Lehtonen can be used as an example both of the power of statistics and of how other factors can be important beyond the numbers. I touted him for a while prior to his trade to Dallas as a talented NHL goalie who was stuck in a bad situation in Atlanta, based primarily on the strong even strength save percentage results he put up in the early part of his career. However, at the same time observers were pretty much unanimous that Lehtonen was not properly utilizing his talent through a lack of preparation and repeatedly showing up overweight and out of shape, which led to a lot of his injury problems. This year all reports are that Lehtonen has finally put in the off-ice work needed to get into great shape. There is a noticeable difference between what he looks like now and what he looked like when he was playing in Atlanta.
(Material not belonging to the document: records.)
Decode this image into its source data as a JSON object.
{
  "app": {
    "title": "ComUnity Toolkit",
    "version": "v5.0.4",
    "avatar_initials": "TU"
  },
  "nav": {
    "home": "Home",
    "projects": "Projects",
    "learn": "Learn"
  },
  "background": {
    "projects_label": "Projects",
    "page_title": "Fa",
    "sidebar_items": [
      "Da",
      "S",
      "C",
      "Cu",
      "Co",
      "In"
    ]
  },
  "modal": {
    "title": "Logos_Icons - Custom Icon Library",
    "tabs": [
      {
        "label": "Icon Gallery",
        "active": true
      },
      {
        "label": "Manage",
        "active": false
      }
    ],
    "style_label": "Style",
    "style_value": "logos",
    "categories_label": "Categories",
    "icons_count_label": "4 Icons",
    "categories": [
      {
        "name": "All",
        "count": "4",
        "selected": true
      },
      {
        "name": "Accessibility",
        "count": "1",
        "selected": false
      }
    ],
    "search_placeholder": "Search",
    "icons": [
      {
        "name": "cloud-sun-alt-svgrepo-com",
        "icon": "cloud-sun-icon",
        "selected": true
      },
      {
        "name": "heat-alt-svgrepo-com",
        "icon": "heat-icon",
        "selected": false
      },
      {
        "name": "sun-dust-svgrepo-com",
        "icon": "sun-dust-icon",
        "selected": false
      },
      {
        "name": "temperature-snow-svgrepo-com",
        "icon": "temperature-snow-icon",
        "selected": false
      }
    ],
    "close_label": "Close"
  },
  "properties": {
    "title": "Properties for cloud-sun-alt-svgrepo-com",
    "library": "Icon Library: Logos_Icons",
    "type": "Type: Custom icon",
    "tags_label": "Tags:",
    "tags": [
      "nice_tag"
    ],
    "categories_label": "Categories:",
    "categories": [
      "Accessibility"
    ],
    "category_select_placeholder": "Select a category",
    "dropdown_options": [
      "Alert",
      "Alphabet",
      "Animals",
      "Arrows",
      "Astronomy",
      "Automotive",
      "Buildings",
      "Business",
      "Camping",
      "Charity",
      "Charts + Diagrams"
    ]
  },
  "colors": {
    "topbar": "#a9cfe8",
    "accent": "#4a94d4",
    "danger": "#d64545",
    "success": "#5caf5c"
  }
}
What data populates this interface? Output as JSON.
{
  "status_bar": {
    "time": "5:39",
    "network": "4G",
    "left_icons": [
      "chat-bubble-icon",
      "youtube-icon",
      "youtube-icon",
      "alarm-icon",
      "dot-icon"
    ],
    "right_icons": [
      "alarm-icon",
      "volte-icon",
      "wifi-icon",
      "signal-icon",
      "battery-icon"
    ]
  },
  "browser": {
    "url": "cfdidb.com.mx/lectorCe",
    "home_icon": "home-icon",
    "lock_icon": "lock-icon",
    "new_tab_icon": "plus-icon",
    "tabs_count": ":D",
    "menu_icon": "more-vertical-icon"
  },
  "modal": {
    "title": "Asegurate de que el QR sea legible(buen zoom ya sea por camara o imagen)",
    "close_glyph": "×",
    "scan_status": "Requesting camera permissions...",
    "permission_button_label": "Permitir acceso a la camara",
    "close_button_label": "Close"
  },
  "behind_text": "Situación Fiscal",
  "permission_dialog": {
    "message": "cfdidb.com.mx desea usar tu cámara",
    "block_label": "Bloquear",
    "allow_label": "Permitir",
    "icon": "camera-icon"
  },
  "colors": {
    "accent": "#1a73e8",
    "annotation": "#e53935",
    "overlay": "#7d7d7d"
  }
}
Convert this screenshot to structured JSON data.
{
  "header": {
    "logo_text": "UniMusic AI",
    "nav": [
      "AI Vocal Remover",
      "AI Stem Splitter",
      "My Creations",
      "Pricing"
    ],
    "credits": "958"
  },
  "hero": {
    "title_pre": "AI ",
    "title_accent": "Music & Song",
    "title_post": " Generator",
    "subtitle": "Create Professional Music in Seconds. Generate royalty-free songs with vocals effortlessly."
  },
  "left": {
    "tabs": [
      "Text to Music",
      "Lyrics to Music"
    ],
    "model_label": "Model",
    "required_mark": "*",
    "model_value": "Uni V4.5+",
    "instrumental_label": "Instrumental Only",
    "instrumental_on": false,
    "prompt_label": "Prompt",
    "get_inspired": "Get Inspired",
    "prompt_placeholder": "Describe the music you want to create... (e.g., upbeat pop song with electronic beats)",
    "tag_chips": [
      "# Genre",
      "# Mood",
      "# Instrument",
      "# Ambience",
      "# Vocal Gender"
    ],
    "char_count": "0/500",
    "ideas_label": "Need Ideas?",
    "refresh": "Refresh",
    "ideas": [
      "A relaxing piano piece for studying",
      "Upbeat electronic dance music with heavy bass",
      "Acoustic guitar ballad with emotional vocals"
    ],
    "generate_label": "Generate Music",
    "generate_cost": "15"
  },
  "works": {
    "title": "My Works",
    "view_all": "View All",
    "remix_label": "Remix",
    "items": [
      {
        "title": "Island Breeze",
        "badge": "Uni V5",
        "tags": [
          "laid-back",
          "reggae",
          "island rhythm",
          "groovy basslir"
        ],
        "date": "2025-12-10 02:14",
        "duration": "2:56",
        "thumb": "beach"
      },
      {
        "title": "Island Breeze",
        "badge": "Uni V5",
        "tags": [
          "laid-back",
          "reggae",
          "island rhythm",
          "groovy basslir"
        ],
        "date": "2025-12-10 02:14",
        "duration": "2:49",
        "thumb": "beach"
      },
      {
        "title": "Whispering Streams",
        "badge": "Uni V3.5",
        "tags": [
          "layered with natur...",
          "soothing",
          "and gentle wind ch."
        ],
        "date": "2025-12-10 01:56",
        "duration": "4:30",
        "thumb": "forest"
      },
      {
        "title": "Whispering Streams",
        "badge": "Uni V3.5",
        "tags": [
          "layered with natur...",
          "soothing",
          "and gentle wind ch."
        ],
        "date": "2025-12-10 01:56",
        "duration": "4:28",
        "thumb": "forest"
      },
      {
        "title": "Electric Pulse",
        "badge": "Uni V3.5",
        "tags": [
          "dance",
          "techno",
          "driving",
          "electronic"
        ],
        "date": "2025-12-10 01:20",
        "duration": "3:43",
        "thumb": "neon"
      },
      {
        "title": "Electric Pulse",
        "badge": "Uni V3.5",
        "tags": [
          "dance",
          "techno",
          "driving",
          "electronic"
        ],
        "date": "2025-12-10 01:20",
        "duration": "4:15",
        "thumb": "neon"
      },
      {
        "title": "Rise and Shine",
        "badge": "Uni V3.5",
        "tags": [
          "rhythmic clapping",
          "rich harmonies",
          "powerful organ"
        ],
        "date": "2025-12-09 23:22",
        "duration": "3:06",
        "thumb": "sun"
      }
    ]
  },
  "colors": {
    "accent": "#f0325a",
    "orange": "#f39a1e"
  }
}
Off-ice training and mental preparation and hours spent on the practice rink working on technique drills are all very important for a top professional goaltender. However, typically goalies who make it to the top levels of the sport have developed the training and work habits they need, especially since for most of them it is a fairly long road to the get to the NHL and if they weren't putting in that time then they would have washed out well before they made it to the show. If everyone is working hard, then it doesn't become much of an advantage for anyone, and it becomes much less likely that a goalie who has been training hard year-round for a number of years will suddenly make a huge leap forward primarily based on those off-ice factors. On the other hand, someone who is very talented but doesn't take the steps to maximize his talent would be a candidate to see his performance improve if he is able to finally put everything together, which may be the case for someone like former second overall pick Kari Lehtonen.
There's always good reason to be skeptical about claims justifying early season success. This is the time of the year where dozens of articles are written by reporters claiming that a good offseason of training is fully responsible for a player's 30% shooting percentage through 10 games, and is the reason why that player is going to hit the 40 or 50 goal mark for the first time in their careers. Needless to say, those players always regress significantly by season's end, as luck was almost certainly a bigger factor than anything that happened in a weight room or on a practice rink. On the other hand, we shouldn't completely dismiss the human factors either. I'm still far from convinced that Kari Lehtonen will end up in Vezina contention, but it will be interesting to see how long he can sustain his sizzling start. At the very least there appears to be a good chance that he is headed for a career year in 2011-12.